Combination opioid analgesic products, for example, hydrocodone homatropine syrup, are some of the most prescribed medicines in the United States. Until 2014, combination products were classified as schedule III drugs, indicating a lower risk of abuse compared to schedule II drugs. However, analysis by the Drug Enforcement Agency (DEA) showed that the addition of non-opioid medications to narcotic analgesics in combination products does not reduce the potential for misuse. To increase awareness and limit over-prescription, combination products were also classified as schedule II drugs in 2014.
Is Hydrocodone a Narcotic?
Hydrocodone drug class is a narcotic analgesic used to treat pain that cannot be controlled with other medications. Hydrocodone is a fast-acting medicine that begins working in 10-20 minutes. Peak effect is obtained in about 1 hour and pain relief lasts for 4-8 hours.
Narcotics are substances that induce narcosis (insensibility). They are mind-altering compounds that induce sleep. This class of drugs induce drowsiness and relieve pain by binding to opioid receptors in the brain and spinal cord. Besides weakening pain signals, narcotics create a feeling of intense euphoria and elation, which makes them highly addictive. Narcotics is an older term that is often negatively associated with illegal drugs.
Is Hydrocodone an Opiate?
Hydrocodone is not an opiate. It is a semi-synthetic narcotic analgesic that is made by chemically modifying naturally occurring opiates. Opiates are natural opium derivatives extracted from the poppy plant. Examples of opiates include codeine and morphine.
Is Hydrocodone an Opioid?
Hydrocodone classification is a semi-synthetic opioid with a structure and function similar to morphine and codeine.
Opioids bind to the same receptors in the central nervous system as opiates. However, opioids do not occur naturally. Rather, they are either semi-synthetic or synthetic. Synthetic opioids are manufactured entirely in the laboratory. Semi-synthetic opioids are manufactured by a chemical modification of naturally occurring opiates.
Is Hydrocodone an NSAID?

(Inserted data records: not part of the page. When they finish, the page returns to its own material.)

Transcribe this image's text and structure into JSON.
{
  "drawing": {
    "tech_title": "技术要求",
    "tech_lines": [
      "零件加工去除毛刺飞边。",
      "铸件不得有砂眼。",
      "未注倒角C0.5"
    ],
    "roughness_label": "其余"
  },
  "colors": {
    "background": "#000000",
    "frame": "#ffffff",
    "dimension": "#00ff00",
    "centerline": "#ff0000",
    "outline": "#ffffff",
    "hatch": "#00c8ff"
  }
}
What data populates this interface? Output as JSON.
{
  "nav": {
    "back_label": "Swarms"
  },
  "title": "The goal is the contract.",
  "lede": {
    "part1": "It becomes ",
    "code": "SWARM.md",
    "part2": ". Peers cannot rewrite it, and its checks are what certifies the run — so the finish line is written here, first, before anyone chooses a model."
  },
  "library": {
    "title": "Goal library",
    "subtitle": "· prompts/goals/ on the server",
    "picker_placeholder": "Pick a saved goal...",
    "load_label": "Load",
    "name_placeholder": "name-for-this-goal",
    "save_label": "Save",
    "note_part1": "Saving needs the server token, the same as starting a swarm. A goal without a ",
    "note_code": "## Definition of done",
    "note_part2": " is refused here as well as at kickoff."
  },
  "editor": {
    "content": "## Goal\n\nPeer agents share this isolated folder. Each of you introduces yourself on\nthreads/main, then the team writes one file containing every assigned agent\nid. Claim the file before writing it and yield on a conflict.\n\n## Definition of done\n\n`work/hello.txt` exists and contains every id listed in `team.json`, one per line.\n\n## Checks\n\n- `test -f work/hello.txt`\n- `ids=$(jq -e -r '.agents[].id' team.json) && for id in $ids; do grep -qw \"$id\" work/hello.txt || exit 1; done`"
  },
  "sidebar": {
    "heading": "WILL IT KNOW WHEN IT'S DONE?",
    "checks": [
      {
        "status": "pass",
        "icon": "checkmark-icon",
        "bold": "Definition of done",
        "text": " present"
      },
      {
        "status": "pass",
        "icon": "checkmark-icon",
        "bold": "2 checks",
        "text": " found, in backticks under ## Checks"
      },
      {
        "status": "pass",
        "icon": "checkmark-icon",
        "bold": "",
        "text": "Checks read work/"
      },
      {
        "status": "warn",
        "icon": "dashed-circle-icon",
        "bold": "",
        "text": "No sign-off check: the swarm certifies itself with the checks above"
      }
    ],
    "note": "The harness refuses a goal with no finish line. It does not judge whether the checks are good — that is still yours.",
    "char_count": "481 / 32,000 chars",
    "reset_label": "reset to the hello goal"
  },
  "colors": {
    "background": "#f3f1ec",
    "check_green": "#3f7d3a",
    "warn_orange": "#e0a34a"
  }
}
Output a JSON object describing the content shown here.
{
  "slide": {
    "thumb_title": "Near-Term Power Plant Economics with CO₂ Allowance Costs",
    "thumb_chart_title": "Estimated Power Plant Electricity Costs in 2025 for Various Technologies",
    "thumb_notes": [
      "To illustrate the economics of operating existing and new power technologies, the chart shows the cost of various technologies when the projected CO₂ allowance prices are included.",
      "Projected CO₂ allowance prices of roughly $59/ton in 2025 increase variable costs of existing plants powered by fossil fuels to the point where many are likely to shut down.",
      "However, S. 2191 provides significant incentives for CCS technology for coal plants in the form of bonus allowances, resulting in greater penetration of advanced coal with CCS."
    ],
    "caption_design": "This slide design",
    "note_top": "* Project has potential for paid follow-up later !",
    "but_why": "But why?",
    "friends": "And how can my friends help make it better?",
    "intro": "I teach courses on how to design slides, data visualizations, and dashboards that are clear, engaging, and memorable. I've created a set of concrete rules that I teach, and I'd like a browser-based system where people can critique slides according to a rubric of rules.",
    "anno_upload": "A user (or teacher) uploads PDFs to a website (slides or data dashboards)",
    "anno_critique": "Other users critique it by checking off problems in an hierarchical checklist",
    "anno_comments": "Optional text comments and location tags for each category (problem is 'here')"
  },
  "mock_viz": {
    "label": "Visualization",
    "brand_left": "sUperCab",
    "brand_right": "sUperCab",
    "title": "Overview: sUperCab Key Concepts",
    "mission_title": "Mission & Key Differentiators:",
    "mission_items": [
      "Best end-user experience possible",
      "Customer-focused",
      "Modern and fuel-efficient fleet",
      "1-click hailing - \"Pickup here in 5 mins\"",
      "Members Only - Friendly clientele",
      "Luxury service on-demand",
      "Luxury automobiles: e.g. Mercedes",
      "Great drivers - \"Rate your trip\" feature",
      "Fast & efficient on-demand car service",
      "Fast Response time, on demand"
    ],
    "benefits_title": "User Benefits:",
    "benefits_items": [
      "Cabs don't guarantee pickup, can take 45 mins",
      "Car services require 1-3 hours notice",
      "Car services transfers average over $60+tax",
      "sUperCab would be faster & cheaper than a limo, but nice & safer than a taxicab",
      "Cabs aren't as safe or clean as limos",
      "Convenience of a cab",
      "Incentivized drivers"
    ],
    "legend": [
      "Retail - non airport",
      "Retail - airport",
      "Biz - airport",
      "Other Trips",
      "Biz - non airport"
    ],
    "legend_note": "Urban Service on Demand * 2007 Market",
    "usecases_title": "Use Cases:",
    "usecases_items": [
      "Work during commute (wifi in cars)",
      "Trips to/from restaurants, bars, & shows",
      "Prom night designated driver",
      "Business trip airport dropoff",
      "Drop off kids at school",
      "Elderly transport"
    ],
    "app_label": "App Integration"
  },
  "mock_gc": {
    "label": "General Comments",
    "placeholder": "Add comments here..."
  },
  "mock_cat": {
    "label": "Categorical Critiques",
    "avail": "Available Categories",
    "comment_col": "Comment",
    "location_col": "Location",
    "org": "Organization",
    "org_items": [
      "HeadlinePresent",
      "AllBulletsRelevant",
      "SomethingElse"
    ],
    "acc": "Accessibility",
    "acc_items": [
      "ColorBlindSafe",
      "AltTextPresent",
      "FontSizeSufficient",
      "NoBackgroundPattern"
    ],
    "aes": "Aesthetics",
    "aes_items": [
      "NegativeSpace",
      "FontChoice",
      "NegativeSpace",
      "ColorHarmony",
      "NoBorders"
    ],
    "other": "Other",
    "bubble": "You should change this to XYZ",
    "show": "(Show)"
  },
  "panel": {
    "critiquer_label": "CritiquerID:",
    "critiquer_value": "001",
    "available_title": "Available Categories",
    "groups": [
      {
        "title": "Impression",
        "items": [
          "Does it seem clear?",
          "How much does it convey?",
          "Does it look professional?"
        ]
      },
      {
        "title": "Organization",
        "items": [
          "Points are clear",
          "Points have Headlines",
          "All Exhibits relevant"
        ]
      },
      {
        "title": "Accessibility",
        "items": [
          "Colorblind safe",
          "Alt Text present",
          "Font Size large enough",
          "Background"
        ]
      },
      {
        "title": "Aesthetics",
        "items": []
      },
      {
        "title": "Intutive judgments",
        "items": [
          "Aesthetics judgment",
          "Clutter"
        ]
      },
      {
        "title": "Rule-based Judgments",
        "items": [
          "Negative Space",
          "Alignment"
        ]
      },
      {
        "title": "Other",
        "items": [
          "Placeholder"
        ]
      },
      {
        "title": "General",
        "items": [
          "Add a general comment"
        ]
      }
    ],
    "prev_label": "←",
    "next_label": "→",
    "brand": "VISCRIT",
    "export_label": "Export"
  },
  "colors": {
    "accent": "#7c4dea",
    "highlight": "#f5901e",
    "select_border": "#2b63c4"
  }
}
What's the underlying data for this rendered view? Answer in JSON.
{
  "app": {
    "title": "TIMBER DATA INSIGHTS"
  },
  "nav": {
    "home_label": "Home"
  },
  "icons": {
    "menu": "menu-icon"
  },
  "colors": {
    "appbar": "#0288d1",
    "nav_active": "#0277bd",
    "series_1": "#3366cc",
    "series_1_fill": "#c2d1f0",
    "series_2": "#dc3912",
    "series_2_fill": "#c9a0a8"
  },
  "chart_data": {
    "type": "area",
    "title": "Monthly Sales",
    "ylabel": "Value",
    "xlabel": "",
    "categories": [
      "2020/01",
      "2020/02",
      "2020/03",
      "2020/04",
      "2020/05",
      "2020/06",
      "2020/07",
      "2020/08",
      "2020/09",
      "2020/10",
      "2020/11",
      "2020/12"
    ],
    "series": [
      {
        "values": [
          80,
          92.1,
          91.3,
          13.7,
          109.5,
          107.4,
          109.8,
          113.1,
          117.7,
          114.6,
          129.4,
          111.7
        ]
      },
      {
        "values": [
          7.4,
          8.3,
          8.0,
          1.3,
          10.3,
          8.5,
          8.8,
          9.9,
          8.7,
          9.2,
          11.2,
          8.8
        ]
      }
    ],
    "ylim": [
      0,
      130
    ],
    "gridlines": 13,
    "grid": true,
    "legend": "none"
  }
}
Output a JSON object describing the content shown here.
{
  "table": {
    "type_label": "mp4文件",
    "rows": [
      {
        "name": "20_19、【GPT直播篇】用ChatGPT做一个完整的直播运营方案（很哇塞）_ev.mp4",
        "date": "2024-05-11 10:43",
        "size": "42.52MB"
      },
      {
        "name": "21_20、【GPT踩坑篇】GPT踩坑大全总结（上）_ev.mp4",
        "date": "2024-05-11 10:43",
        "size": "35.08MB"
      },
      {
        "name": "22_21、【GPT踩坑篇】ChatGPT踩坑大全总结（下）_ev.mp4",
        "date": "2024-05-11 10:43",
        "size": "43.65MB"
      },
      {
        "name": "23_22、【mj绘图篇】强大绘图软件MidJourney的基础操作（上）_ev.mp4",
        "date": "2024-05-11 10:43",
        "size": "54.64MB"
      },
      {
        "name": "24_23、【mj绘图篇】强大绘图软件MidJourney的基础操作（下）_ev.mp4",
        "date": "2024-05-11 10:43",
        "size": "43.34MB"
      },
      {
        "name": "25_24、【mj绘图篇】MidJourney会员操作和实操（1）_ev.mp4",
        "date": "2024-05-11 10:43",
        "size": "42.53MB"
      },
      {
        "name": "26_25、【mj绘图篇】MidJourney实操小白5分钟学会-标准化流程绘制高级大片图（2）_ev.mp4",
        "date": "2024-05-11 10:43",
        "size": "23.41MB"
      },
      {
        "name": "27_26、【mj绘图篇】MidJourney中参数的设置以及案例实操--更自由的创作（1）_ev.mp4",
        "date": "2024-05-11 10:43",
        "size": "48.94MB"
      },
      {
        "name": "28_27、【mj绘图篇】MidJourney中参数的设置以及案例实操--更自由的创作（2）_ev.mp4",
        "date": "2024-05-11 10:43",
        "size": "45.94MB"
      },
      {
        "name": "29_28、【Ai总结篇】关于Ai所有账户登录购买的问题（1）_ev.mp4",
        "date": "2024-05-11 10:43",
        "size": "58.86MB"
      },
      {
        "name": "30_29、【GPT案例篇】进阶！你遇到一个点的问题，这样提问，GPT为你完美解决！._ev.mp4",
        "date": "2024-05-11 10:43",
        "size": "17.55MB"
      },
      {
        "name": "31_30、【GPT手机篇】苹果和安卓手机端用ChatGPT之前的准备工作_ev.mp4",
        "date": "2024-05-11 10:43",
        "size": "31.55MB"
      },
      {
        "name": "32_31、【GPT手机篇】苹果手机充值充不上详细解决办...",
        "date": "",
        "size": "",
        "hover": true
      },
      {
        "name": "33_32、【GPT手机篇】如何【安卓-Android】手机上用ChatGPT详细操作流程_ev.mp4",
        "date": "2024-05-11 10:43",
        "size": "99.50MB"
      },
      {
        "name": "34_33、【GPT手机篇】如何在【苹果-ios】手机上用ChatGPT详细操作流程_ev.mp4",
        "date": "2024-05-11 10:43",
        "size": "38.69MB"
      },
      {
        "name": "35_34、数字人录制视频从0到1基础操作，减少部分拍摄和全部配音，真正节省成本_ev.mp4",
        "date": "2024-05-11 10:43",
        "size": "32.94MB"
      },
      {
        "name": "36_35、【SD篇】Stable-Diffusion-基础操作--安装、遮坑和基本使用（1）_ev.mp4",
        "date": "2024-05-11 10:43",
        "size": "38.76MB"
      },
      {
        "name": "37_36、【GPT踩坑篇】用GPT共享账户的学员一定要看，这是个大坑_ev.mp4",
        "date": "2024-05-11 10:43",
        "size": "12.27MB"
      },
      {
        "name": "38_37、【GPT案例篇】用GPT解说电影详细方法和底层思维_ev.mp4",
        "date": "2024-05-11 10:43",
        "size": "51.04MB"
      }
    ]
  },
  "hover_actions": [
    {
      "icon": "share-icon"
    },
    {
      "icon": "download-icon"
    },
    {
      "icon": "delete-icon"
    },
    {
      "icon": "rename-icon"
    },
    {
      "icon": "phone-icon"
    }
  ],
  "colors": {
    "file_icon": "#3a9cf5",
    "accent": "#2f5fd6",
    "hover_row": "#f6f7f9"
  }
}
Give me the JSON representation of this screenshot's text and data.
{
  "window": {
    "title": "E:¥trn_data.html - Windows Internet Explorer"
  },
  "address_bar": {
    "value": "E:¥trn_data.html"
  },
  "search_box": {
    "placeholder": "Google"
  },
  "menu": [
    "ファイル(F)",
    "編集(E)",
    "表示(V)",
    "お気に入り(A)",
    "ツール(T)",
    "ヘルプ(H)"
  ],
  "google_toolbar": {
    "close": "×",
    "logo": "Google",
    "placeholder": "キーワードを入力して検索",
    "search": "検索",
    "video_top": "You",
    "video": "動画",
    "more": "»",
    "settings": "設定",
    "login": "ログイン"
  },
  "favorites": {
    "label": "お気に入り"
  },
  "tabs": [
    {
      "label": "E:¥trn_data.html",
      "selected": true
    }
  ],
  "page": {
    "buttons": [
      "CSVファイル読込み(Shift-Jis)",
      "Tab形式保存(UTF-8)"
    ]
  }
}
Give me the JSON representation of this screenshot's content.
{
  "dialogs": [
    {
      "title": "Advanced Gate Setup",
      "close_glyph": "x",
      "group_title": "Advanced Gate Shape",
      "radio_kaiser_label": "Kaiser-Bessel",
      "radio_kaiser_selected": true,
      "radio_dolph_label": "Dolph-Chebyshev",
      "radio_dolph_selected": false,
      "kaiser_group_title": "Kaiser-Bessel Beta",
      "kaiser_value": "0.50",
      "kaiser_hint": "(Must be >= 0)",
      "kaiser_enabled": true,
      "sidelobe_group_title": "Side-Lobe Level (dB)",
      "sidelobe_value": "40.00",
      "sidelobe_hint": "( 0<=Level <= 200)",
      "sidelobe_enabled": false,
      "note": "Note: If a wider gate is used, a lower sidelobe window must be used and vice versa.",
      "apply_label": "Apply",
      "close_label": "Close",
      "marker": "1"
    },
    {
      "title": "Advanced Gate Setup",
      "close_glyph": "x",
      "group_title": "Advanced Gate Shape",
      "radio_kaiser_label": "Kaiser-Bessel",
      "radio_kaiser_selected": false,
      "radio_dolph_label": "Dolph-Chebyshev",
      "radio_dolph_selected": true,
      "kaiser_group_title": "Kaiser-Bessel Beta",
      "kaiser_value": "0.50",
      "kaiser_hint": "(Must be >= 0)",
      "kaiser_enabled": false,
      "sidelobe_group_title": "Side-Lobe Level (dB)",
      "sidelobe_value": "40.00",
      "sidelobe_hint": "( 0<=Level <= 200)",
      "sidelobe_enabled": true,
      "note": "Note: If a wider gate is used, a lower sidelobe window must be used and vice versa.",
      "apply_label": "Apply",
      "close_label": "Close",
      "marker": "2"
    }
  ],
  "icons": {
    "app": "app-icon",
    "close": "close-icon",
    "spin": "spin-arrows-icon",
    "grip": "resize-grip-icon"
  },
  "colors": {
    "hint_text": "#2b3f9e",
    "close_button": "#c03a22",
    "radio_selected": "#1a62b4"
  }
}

NSAIDs (nonsteroidal anti-inflammatory drugs) reduce pain, fever, and inflammation. They are available over-the-counter as ibuprofen and aspirin. Hydrocodone is not NSAID or muscle relaxant. However, this opioid analgesic is available by prescription in combination products such as Vicoprofen which contains the opioid and ibuprofen.
Recovery from Opioid Addiction
People who become addicted to narcotic analgesics try to buy them on the street if the Hydrocodone prices are affordable. Some addicts even attempt making the drug in home laboratories with hydrocodone ingredients. These are dangerous practices. Opioid analgesics are prescription medications and their use must be carefully supervised by a doctor.
Long-term misuse of opioids changes the way the brain perceives pain. In addition, opioid abuse puts a person at risk of cardiac and respiratory arrest, overdose, and death. Addicts who are dependent on opioids must undergo drug detoxing at addiction treatment centers. If the drug is withdrawn suddenly after prolonged use, it can produce many unpleasant symptoms. Professional hydrocodone withdrawal help can manage these symptoms as well as cravings to ensure long-term recovery from opioid analgesic abuse.
Find the Help You Need
If you or someone you love is addicted to prescription pain pills, call our free helpline (888)-459-5511 for more information on treatment options. Advisors are available to answer your questions on hydrocodone opiate, give you more information on safe withdrawal from narcotic analgesics, and guide you towards long-term recovery. Calls are always confidential and secure.